Westley henka’d his way to victory in the Princess Bride. And everyone loved him. I always felt that it was a bit unfair.
Kaisei would be great as Fezzik if they did a remake.
By Jove, you are absolutely correct! Brilliant!
Or Ichinojo. AS long as we are on Princess Bride analogies, I also can see a few rikishi who are “mostly dead.”
Whenever my boss tells me to do something I say “As you wish”. I don’t think she knows… Or maybe she does know and just thinks I’m weird.
Kaisei could never have expected to be defeated by Kotonowaka in that fashion. It made my day.
This may be the best sumo I’ve ever seen from Chiyotairyu. Maybe he was just sandbagging us all when he was carted off in the big boy wheelchair.
Kotonowaka won that bout today with that makikae, which he performed by the book, strongly leaning in with his right shoulder to avoid losing ground. Bravo.
Terutsuyoshi may have injured himself in that shitatenage. Aoiyama was trying to smash that arm and the salty pixie was holding on to it after he finished.
Asanoyama is gradually developing “plan B” skills. Usually, if he can’t get his grip he is toast. But this basho, he finds alternatives.
Onosho still sees himself as Takakeisho’s rival. And he has something that Takakeisho doesn’t: ability to work on the mawashi. He still needs to work on that balance thing, though.
Today, Enho got respect from a Yokozuna for his yotsu-sumo prowess. Kakuryu was very careful to keep Ishiura off his mawashi because he knows that once Enho gets an underhand grip, that’s all she wrote.
Had Abi been completely airborne, maybe chance of it being judged a do-over would have been higher, seeing how his opponent touched down with his hands to arrest the fall. Having a foot in the ring seems to help in a close call.
Having a foot in the ring (or even a toe) means that you’re “alive” and not subject to the “dead body” rule.
With week 1 finished, it’s pretty clear that most of the pre basho storylines will end quite dissapointing.
Takakeisho is no where near showing Yokozuna potential with already 3 losses
Hokotufji has one of those tournaments where he shows up with a lot of effort every day, but no results, will very likely earn a kachikoshi
Enho just has a ceiling due to his size and this basho that’s shown the hard way – he will likely be a deep makekoshi, but his wins will still stay entertaining
Yutakayama is just not really there. Its not only his score, but also his sumo that looks subpar. Maybe he can rebound in week 2, but he looks to be on his way for 9+ losses
Shodai – some good sumo and some meh bouts … consistency lacking, hope he can pull out a kachikoshi still
Endo isn’t fighting bad, but the bouts he needs to win for a great tournament, he looses

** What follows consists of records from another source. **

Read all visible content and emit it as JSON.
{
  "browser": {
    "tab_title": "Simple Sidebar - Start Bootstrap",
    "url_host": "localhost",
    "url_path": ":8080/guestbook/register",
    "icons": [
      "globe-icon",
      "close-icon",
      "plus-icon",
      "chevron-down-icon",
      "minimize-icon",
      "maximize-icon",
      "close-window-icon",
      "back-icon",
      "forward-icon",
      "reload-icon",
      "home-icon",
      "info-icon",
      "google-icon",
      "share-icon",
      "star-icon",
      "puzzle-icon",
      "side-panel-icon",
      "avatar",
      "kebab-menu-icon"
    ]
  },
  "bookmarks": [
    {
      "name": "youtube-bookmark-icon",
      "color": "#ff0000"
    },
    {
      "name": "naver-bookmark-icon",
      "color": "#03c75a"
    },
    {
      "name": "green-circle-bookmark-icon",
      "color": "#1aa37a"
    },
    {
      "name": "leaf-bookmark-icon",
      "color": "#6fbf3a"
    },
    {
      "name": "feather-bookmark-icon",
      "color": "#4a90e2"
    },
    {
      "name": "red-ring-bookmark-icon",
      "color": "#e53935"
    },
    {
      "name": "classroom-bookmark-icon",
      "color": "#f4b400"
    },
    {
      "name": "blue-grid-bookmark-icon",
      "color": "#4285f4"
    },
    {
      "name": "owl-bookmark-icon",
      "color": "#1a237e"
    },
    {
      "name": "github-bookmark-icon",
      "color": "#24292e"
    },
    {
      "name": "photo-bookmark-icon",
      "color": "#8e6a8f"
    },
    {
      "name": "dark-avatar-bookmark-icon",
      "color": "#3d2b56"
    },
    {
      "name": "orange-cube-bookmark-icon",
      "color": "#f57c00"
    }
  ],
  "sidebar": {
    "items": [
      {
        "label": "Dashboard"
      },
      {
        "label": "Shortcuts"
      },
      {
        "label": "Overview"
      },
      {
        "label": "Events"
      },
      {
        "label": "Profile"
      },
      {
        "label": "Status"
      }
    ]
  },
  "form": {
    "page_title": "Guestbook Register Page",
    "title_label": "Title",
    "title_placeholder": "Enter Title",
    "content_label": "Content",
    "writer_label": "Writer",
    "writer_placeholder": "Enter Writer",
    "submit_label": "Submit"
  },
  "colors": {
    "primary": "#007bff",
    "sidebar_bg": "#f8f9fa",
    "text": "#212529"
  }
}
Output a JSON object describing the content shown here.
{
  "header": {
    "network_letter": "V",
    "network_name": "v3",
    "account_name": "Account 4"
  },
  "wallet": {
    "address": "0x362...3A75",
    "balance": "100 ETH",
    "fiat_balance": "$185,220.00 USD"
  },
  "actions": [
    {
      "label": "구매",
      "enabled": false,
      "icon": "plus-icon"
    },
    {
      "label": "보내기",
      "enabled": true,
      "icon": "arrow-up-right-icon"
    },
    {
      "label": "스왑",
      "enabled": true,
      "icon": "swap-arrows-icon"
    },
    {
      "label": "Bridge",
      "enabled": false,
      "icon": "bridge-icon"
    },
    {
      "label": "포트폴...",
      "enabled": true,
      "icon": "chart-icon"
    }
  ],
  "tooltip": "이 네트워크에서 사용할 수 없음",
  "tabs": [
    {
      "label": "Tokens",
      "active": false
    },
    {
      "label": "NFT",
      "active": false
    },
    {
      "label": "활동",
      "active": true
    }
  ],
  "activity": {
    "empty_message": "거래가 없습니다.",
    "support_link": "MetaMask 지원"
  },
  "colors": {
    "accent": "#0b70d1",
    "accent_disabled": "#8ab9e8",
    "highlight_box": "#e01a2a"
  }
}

The bright spots at the top are obviously Asanoyama and Mitakeumi, even if Mitakeumi was a bit dissapointing today. A little bit under the radar Kotonowaka is collecting wins at a good pace so far, even if not all his bouts were convincing. Takanosho got stopped by injury on his first expedition to Makuuchi if I recall right, but he has been on a steady climb back the last year and looks really good so far. Onosho also looks like he is finally getting back to the promising rikishi from 3years ago. The jury is still out on Kiribayama, but he is on pace for a kachikoshi.
Not looking at Aoiyama or Chiyotairyu, who are both fighting way below their weight class, but nice to see them perform well.
The Jury is also still out on the Yokozunas. Kakuryu looks good or even great in the bouts he wins, but meh in the losses. Kind of the Kakuryu I have been used to for years. Hakuho looked very meh the first days, but has been dominant the last days. There is still concern about the limitations in his health that might be exposed in week 2.
Looking down to Juryo, Kotoshoho looks very promising and could be on his way for a makuuchi debut next basho. Hoshoryu his rival seems on pace for a kachikoshi too. Kotoeko is looking very good and will probably lock in a return soon. Terunofuji looks determined to return too. Wakatakagake is fighting well, so maybe we will see him back in Makuuchi after his injury shortened debut. Most of the top Juryo don’t have strong tournaments.